This is a REAL thing. #iPhone gun case. Cops say you should NOT buy it because it can be mistaken for a real gun pic.twitter.com/qYmReMdKnr
— Lisa Remillard (@LisaRemillard) July 1, 2015
The most convenient way to hold the phone when it's in the case is in the same manner as one would hold the semiautomatic compact pistol it is meant to resemble. Said Fave, if someone with the case draws the phone, "the first thing [an officer would] see as it's coming up is the trigger guard and the butt of the gun. This doesn't seem like a good idea at all to me."

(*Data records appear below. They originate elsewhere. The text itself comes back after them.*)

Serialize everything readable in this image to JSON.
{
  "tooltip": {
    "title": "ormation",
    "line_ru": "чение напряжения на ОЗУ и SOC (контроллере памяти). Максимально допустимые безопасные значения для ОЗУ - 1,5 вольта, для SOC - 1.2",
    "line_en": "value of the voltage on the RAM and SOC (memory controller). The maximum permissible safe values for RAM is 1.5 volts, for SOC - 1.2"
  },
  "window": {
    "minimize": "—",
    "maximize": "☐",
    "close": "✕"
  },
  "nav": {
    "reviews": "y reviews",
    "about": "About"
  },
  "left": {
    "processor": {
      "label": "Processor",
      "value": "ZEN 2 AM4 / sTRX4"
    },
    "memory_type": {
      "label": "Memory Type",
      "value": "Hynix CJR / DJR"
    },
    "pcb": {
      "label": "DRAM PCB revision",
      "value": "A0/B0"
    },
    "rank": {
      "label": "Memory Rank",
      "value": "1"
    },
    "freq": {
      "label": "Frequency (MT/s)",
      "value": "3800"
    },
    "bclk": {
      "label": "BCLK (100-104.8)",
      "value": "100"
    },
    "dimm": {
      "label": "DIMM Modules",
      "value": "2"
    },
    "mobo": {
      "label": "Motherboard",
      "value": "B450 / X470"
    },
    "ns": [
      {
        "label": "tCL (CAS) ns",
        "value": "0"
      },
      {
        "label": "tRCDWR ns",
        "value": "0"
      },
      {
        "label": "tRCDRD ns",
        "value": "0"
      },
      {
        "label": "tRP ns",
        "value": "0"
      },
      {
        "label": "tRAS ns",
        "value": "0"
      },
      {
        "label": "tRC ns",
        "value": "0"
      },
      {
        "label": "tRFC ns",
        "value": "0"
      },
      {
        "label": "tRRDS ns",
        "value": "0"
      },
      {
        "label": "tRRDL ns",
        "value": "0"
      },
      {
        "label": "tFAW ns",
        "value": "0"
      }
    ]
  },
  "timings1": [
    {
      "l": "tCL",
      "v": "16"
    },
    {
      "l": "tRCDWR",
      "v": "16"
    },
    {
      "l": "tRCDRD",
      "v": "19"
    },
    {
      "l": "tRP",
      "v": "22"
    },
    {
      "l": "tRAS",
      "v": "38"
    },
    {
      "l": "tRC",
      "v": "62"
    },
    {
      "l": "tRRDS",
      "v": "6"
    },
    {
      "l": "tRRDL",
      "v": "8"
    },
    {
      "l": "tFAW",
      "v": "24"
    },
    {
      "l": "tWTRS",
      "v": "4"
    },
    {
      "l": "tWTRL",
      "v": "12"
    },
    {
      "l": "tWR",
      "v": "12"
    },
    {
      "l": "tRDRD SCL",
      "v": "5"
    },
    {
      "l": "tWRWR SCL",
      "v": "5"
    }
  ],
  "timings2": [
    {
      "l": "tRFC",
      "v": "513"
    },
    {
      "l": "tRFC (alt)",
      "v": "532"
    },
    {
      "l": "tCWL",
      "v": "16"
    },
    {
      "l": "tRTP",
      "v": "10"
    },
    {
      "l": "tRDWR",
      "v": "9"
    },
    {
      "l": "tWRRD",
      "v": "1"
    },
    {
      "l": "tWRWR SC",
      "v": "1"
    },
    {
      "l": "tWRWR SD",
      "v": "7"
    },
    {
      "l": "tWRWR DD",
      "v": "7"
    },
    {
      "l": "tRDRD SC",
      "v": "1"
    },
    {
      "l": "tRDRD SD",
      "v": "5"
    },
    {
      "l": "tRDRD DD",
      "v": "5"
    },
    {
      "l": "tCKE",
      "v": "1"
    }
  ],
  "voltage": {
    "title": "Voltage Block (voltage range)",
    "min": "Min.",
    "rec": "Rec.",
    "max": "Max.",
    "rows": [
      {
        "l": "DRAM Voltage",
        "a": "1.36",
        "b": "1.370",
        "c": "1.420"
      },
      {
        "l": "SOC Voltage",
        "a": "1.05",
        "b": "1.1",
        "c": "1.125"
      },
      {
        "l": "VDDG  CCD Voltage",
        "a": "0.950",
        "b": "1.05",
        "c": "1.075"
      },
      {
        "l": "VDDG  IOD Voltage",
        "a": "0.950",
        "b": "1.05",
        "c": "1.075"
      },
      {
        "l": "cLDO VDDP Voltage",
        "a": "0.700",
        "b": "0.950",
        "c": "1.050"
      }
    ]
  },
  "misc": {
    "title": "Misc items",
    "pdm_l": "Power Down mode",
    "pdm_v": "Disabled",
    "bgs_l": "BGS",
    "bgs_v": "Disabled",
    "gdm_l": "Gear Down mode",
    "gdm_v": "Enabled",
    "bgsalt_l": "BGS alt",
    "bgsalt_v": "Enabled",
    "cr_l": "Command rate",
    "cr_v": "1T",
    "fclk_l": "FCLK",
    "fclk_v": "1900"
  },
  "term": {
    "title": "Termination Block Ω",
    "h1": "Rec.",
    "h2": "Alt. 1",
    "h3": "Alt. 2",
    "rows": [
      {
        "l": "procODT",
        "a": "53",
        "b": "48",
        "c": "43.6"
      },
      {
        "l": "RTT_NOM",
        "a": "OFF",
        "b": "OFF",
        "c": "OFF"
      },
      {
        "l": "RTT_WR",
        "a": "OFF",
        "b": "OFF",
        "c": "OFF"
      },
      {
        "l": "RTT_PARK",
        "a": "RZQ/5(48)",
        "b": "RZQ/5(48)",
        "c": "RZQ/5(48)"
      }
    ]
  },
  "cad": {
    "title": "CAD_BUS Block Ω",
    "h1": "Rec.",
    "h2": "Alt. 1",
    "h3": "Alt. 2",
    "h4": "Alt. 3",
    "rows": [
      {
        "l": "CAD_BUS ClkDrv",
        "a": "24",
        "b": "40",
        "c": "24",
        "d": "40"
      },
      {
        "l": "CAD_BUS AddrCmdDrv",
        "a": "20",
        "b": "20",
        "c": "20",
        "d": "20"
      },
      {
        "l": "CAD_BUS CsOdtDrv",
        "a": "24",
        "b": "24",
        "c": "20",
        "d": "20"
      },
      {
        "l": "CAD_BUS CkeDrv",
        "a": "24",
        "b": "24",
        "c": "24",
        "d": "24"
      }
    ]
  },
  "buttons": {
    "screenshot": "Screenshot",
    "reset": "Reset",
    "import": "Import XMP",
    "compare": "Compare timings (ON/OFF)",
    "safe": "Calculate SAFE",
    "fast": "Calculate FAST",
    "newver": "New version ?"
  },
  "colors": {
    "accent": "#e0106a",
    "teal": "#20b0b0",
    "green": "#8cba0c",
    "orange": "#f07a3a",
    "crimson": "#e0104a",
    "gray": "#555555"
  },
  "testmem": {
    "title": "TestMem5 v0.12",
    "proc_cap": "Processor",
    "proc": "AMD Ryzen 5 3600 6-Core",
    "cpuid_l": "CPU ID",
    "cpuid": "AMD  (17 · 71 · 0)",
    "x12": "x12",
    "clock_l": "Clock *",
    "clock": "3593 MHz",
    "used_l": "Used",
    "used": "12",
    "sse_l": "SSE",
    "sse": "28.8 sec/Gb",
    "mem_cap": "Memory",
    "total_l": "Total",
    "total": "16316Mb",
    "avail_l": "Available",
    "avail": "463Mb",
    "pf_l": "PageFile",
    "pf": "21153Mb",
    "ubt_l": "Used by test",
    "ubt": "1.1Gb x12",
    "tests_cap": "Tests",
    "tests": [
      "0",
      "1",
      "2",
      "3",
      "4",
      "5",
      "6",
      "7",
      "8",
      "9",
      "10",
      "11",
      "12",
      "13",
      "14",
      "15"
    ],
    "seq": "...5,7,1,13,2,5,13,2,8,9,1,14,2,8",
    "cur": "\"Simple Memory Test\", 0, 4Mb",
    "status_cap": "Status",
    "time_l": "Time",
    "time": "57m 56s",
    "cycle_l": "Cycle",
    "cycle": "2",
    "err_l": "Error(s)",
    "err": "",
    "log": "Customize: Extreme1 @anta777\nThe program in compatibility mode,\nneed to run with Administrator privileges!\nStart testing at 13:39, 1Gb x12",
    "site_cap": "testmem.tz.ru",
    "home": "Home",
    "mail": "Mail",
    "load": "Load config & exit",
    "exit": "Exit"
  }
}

While it is unclear who actually makes the ill-conceived product, Japan Trend Shop, a retailer of one such case, says in its online product description, "The app [ease] means you can play games of Russian Roulette at parties! Don't worry, you can't actually shoot anyone." The case sells for between $5 and $49, but police officers warn that owners may pay a higher price if they find themselves in precarious scenarios with law enforcement officials.

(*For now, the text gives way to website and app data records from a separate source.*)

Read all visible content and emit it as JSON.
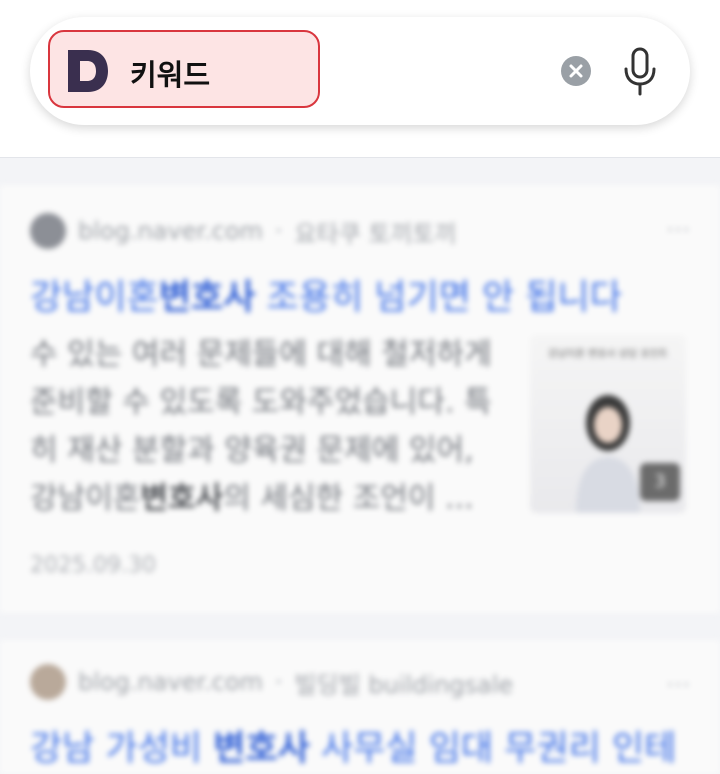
{
  "search": {
    "keyword": "키워드",
    "logo_letter": "D",
    "clear_icon": "clear-icon",
    "mic_icon": "mic-icon"
  },
  "results": [
    {
      "source": "blog.naver.com",
      "author": "요타쿠 토끼토끼",
      "title_prefix": "강남이혼",
      "title_highlight": "변호사",
      "title_suffix": " 조용히 넘기면 안 됩니다",
      "snippet": "수 있는 여러 문제들에 대해 철저하게 준비할 수 있도록 도와주었습니다. 특히 재산 분할과 양육권 문제에 있어, 강남이혼",
      "snippet_highlight": "변호사",
      "snippet_suffix": "의 세심한 조언이 ...",
      "date": "2025.09.30",
      "thumb_caption": "강남이혼 변호사 상담 포인트",
      "thumb_badge": "3"
    },
    {
      "source": "blog.naver.com",
      "author": "빌딩빌 buildingsale",
      "title_prefix": "강남 가성비 ",
      "title_highlight": "변호사",
      "title_suffix": " 사무실 임대 무권리 인테"
    }
  ],
  "colors": {
    "accent_red": "#d9363e",
    "link_blue": "#3b6fe8",
    "logo_purple": "#3a2f4f"
  }
}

An NYPD officer from Queens tweeted an image of the all too convincing case, saying, "I would NOT suggest purchasing this cell phone case, which was designed to look like a firearm."
I would NOT suggest purchasing this cell phone case, which was designed to look like a firearm. #BeSmart #BeSafe pic.twitter.com/swsWzD1sdY
— NYPD 112th Precinct (@NYPD112Pct) June 30, 2015
Many are calling for the case to be banned altogether, with one former officer calling the accessory "the stupidest, most dangerous thing I've ever seen" in an interview with the New York Daily News. So be wise about how you dress up your iPhone, and don't turn it into a pretend hazard that could be a hazard to yourself.